A new study has shown that divorces among couples aged 50 and over dramatically increased between 1990 and 2010. In 1990, only 10 percent of all divorces were among people over 50. In 2010 that number had risen to 25 percent of all divorces. In contrast, the under-50 divorce rate grew only marginally.
One reason for the increase is that baby boomers are aging and there are simply more older couples than there were 20 years ago. In addition, marriages are more likely than ever to contain two breadwinners, so concerns about the ability to support oneself in the event of a split are not as widespread as they used to be. Also, as people become less religious on average, they are less likely to stay together for purely religious reasons.
Regardless of stresses such as stepchildren and more complicated healthcare decisions, people who were divorced in the past and who have since remarried are even more likely to get a divorce. One Illinois family law attorney believes that having gone through the experience before makes them less fearful of going through with leaving their partner. The attorney also noted that children leaving home may bring back the spark to some marriages, but other marriages may have continued in a large part due to the presence of children.
Most importantly, older people going through divorce may have different legal needs than their younger counterparts. The ability to learn new skills and provide for oneself may be lesser amongst and older population, which can have implications for alimony and property division. Also, while older couples are more likely to own their own homes, this often means that they have a mortgage. The mortgage crisis has hit some of these couples especially hard, and the resulting financial issues can be an obstacle in a divorce.

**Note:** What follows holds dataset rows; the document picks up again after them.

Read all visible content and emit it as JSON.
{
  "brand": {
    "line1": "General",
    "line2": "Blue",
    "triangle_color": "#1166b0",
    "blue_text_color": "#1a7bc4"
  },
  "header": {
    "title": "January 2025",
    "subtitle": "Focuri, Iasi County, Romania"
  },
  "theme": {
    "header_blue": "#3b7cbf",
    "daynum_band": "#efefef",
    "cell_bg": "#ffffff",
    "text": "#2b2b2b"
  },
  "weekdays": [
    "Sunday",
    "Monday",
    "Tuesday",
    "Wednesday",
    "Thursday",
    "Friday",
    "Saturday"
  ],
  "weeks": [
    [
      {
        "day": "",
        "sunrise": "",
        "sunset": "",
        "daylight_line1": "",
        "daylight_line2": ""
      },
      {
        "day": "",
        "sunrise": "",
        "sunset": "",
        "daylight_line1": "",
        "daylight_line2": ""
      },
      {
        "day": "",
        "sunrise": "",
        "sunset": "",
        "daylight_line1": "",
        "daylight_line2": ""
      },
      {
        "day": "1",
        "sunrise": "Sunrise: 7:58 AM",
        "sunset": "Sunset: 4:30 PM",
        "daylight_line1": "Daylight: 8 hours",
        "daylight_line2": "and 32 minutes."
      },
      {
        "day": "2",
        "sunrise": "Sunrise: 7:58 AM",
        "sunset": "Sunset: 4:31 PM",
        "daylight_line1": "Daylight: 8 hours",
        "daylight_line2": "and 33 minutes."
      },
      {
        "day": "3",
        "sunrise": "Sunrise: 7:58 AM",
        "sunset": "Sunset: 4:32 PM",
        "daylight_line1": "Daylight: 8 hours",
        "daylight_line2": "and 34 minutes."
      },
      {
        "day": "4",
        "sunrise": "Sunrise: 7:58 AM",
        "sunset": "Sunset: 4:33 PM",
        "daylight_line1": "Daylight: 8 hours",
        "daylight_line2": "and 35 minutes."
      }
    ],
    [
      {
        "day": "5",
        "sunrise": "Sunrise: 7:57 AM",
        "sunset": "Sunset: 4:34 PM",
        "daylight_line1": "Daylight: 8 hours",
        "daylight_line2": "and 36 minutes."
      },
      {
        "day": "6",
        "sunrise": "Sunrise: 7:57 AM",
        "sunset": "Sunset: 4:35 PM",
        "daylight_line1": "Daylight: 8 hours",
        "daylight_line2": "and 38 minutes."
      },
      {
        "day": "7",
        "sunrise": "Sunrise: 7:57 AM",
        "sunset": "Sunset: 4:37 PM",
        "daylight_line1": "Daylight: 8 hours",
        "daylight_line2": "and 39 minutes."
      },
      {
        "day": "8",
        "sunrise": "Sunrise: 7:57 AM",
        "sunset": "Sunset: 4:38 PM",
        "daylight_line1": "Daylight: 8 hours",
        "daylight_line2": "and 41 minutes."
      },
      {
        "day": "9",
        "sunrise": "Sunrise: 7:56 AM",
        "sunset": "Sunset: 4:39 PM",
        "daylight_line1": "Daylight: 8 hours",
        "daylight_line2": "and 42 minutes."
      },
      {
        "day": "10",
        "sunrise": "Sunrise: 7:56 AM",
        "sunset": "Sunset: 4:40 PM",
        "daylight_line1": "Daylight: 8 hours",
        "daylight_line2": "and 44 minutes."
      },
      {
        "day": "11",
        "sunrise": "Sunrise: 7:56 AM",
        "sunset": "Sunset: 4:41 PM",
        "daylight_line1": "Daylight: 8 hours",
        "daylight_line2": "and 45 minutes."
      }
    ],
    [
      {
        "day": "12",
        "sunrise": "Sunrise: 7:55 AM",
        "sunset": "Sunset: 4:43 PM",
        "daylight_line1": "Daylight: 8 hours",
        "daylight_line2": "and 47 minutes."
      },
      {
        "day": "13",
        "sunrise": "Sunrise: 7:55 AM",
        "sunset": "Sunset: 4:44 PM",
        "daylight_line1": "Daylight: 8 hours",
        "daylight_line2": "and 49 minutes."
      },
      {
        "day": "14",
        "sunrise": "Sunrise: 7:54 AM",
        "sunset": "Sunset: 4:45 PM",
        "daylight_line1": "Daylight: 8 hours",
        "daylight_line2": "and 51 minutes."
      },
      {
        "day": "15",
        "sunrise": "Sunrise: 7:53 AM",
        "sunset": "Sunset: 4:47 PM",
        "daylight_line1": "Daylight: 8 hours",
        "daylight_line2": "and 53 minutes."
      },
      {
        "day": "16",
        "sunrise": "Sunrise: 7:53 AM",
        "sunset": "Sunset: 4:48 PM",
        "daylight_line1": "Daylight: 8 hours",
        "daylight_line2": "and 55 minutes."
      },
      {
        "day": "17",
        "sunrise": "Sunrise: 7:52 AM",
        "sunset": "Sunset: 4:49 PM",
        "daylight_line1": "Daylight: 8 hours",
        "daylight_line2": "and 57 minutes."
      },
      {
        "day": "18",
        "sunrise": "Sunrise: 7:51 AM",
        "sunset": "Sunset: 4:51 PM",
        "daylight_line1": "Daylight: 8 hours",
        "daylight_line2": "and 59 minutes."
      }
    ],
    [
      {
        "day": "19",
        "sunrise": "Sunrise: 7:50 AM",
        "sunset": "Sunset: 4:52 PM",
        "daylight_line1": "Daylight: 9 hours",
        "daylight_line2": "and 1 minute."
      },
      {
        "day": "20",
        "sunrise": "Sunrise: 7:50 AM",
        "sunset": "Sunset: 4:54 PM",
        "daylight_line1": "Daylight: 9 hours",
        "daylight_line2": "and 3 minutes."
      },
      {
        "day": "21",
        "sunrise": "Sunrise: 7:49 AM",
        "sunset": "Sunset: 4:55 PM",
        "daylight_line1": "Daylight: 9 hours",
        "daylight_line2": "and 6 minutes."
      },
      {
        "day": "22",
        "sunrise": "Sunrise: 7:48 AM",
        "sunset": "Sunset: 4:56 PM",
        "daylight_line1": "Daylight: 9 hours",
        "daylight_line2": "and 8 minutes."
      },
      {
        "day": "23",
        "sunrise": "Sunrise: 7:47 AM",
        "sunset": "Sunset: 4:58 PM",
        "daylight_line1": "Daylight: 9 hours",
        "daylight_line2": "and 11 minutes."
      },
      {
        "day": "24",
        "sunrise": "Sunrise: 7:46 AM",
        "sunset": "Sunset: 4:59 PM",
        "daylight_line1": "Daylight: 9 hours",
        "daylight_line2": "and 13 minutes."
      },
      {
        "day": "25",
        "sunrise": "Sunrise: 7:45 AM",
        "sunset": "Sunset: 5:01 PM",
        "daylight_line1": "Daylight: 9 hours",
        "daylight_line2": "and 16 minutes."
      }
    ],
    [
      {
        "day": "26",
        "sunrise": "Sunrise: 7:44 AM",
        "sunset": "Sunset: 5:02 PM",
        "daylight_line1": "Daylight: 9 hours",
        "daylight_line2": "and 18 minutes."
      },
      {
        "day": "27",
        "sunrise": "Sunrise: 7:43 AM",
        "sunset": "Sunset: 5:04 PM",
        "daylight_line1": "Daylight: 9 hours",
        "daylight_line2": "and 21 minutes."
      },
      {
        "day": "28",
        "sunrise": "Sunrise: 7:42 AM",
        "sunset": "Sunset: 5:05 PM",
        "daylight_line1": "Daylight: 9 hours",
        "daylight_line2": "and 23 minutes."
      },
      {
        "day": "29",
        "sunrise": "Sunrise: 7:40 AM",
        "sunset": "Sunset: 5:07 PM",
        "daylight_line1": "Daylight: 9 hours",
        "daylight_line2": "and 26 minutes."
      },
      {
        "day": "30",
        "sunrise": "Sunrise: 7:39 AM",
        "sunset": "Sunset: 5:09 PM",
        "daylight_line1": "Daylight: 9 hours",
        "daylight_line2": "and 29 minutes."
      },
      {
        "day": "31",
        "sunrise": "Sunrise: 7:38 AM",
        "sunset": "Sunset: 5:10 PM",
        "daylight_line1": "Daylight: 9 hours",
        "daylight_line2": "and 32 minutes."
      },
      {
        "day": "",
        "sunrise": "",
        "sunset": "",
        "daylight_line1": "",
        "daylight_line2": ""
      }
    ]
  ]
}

Source: Chicago Tribune, "Post-50 divorce rate doubled in 20 years" Leslie Mann, Feb. 27 2013.